Evolutionary changes: The decade during which Habitat opened; the 1950s saw American style influence, now it was London's turn. the Beatles became the UK's most famous export and the mantra "Peace & Love" was spread. There were two themes to dominate the 60's- the Modern Club theme (London's first Members only club opened in '62) and the Techno-coloured Hippie theme.
Names to remember: Andy Warhol; Eero Arnio, Dorothy Draper, David Nightingale Hicks, Manuel Canovas
Distinguishable features & materials: Conversation pits; shag carpeting; Colours inspired by nature but with more acidic, striking hues than before; open plan living; flat pack furniture; blow up and PVC furniture; Tongue and groove paneling
Iconic pieces / reproductions: Eero Arnio's Ball Chair; Panton's S Chair
1970s: The Decade Taste Forgot ;)
Evolutionary changes: Postmodernism; Pop Culture; Renewed environmentalism; Escaping the Modernism trend
Names to remember: Frank Gehry, Rodney Kinsman
Distinguishable features & materials: Polyurethane furniture and inflatable seating; transparent cabinetry; lots of orange, avocado green, brown and red; bunk beds; Perspex coffee tables; paisleys and large floral patterns;
Iconic pieces / reproductions: The Lava Lamp; the arc floor lamp; Macramé;
1980S: Radical Changes
Evolutionary changes: This was a period of political, social and economic change. Individuals had stronger voices than ever before. Fashion went punk. Movies turned violent. Interiors however varied in styles from 80s modern, to country style and Feng Shui to Memphis Milano.
Names to remember: The Memphis Group, Laura Ashley, Ralph Lauren Home.
Distinguishable features & materials: Stripes and tickings for the preppy look. Chintz made a reappearance. The country cottage kitchen was in vogue. Pastels and a lot of salmon pinks on walls and in furniture. Brass lighting and fixtures. The Memphis group introduced more radical interior schemes with their distinguishable colours which were inspired by Pop Art bd their asymmetrical shapes.
Iconic pieces / reproductions: The Lava Lamp; the arc floor lamp; Macramé; Memphis Milano "First" dinner chair.
1990S: DEsign for everyone
Evolutionary changes: A time when dozens of interior design programs aired on everybody's television.
Names to remember: Philippe Starck, Tom Dixon, Jasper Morrison.
Distinguishable features & materials: Beige, white or cream walls; Mediterranean and African inspired decor; brass fittings and lighting (still present from the 80s), can lighting; Sage green walls for the very brave; large leather living room suites; hand painted walls with various effects such as sponging, stencilling, murals, etc.
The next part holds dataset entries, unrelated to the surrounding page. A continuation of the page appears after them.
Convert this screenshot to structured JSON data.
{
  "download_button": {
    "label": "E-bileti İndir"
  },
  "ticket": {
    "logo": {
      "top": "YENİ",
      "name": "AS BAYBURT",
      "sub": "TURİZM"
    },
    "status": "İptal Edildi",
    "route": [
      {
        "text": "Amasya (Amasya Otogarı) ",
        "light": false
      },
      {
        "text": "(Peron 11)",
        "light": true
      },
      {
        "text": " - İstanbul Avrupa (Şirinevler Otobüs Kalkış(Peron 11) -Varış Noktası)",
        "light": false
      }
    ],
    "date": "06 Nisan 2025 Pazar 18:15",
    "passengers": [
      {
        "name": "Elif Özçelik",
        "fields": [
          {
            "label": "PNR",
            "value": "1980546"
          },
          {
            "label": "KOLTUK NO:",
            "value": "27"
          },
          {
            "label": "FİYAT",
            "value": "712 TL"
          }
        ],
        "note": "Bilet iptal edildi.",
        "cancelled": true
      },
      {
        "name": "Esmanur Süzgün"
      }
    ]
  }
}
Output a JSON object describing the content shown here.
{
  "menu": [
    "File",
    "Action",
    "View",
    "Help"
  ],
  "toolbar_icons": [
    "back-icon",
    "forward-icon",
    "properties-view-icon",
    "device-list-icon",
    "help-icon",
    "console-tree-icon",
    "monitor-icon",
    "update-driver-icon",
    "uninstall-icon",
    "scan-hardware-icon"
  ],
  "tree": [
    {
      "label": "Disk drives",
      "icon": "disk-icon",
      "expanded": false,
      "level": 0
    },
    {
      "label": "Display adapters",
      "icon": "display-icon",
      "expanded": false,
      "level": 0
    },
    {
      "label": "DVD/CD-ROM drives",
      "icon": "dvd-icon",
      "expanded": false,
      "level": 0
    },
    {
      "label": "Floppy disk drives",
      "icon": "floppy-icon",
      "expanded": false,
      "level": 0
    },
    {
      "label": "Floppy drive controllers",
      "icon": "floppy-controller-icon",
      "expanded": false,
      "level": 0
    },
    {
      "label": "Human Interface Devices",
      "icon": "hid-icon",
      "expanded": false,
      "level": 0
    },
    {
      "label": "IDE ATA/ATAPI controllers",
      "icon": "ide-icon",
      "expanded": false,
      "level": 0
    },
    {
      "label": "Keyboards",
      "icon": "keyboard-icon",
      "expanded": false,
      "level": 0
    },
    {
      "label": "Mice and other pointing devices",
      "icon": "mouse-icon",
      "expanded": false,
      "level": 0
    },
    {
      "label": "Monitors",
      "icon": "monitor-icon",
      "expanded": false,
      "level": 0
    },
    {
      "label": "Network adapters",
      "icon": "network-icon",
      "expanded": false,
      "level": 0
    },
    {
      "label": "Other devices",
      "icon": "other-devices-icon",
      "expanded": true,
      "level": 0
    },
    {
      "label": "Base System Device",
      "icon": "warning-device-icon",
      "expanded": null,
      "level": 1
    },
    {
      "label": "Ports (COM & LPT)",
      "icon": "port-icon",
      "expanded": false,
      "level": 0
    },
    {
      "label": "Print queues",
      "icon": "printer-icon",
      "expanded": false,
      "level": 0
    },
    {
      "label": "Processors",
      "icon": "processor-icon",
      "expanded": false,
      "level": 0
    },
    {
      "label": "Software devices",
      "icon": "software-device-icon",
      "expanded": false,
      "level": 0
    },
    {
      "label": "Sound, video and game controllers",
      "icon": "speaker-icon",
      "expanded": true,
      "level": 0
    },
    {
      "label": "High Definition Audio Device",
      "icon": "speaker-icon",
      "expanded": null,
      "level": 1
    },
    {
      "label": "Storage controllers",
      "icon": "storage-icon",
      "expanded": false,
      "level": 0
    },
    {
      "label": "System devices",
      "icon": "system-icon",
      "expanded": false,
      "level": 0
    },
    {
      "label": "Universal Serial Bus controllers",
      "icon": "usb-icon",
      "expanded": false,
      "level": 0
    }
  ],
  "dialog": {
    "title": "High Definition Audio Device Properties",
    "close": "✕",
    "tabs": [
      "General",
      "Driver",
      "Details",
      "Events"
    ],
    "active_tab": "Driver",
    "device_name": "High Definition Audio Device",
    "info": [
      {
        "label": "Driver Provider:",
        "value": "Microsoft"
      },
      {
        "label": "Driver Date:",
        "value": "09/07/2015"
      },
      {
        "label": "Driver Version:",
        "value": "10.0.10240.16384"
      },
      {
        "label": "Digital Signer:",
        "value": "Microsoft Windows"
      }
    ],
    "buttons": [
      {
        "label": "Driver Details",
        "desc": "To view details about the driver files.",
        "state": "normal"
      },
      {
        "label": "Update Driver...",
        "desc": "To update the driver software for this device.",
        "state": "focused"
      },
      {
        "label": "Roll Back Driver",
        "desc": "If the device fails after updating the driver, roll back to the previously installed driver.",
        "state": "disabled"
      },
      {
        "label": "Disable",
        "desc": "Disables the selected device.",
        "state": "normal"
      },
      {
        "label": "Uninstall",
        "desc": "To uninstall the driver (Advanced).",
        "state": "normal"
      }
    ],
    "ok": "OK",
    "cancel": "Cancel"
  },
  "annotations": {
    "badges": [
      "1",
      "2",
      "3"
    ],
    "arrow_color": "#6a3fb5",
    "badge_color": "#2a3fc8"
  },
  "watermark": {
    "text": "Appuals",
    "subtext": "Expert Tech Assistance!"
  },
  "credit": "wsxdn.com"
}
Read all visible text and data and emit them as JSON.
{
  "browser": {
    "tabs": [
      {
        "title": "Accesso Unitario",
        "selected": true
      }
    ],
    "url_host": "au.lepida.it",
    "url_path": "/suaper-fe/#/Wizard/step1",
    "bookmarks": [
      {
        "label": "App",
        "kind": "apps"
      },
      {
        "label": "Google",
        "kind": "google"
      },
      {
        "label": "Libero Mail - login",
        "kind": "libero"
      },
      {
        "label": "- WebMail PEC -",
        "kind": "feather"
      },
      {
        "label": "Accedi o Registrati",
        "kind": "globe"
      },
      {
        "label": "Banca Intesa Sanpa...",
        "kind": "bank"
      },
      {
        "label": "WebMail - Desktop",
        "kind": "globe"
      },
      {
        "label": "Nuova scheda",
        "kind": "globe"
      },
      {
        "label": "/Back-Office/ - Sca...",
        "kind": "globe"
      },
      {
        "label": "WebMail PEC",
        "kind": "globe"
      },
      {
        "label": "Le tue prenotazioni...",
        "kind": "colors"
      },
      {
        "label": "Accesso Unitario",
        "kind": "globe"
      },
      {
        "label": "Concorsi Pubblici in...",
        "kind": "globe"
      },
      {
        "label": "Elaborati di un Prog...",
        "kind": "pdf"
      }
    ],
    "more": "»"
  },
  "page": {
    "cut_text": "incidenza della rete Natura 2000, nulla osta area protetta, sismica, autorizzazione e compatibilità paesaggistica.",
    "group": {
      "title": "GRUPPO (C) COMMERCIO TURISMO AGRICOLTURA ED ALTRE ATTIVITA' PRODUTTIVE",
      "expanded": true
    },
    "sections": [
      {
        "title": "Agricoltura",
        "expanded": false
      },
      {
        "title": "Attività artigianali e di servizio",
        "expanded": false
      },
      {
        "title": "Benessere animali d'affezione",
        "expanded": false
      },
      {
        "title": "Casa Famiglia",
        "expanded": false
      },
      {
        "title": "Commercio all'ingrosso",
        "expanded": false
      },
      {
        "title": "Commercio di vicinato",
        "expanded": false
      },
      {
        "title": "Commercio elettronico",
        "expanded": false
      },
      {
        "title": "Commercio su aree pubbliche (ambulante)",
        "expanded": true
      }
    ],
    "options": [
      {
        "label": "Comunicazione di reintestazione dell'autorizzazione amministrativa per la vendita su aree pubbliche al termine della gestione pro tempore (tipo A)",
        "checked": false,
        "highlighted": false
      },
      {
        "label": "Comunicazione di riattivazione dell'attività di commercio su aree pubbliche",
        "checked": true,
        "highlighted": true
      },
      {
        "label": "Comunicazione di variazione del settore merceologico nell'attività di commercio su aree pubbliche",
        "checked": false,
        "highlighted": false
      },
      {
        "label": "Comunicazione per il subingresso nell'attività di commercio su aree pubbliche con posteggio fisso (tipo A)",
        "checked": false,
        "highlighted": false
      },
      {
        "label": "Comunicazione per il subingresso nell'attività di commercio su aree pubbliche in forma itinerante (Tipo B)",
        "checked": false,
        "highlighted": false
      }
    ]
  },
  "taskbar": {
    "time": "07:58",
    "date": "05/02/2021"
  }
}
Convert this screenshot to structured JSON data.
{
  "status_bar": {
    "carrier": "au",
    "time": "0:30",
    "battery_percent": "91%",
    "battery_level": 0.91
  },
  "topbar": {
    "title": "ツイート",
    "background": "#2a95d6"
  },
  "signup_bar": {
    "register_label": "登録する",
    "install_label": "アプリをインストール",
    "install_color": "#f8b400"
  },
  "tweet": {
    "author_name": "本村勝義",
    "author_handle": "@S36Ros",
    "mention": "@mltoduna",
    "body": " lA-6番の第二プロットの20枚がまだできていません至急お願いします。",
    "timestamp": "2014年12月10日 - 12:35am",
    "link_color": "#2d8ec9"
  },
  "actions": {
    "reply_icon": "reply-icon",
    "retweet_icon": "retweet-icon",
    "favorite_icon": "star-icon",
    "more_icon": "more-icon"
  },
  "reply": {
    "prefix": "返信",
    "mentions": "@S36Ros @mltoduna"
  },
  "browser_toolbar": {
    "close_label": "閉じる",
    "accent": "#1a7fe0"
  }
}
Iconic pieces / reproductions: The Tom Dixon S chair
2000-2010: Naughties Design
Evolutionary changes: Technological, environmental and economic change; recession, the need to adapt to modern lifestyles. There was a rise in high street furniture retailers such as Next Home and Harvey Norman and Ikea.
Names to remember: Kevin McCloud, Nina Campbell, Damien Hirst, Kelly Hoppen, David Collins
Distinguishable features & materials: LED lighting, Flat screen televisions and home computers and laptops were in almost every home, the home gym, telecommunication systems and the introduction of home automation, integrated kitchens, the feature wall, graphic design in art, green living and the use of natural materials. The financial crisis meant people were back into being thrifty with their interiors, up-cycling or repurposing furniture and shopping in Ikea.
Iconic pieces / reproductions: Ikea pieces!
What is your favourite interior design era from the previous century? Is there a piece of furniture from any of the above decades that you are particularly fond of or own yourself? Please send me in a photo of your piece as I would love to see it!
If you have any comments or questions please feel free to post or send an email.
'Til next Friday,
Ciara Eloise Crosbie.
HI | Homework Interiors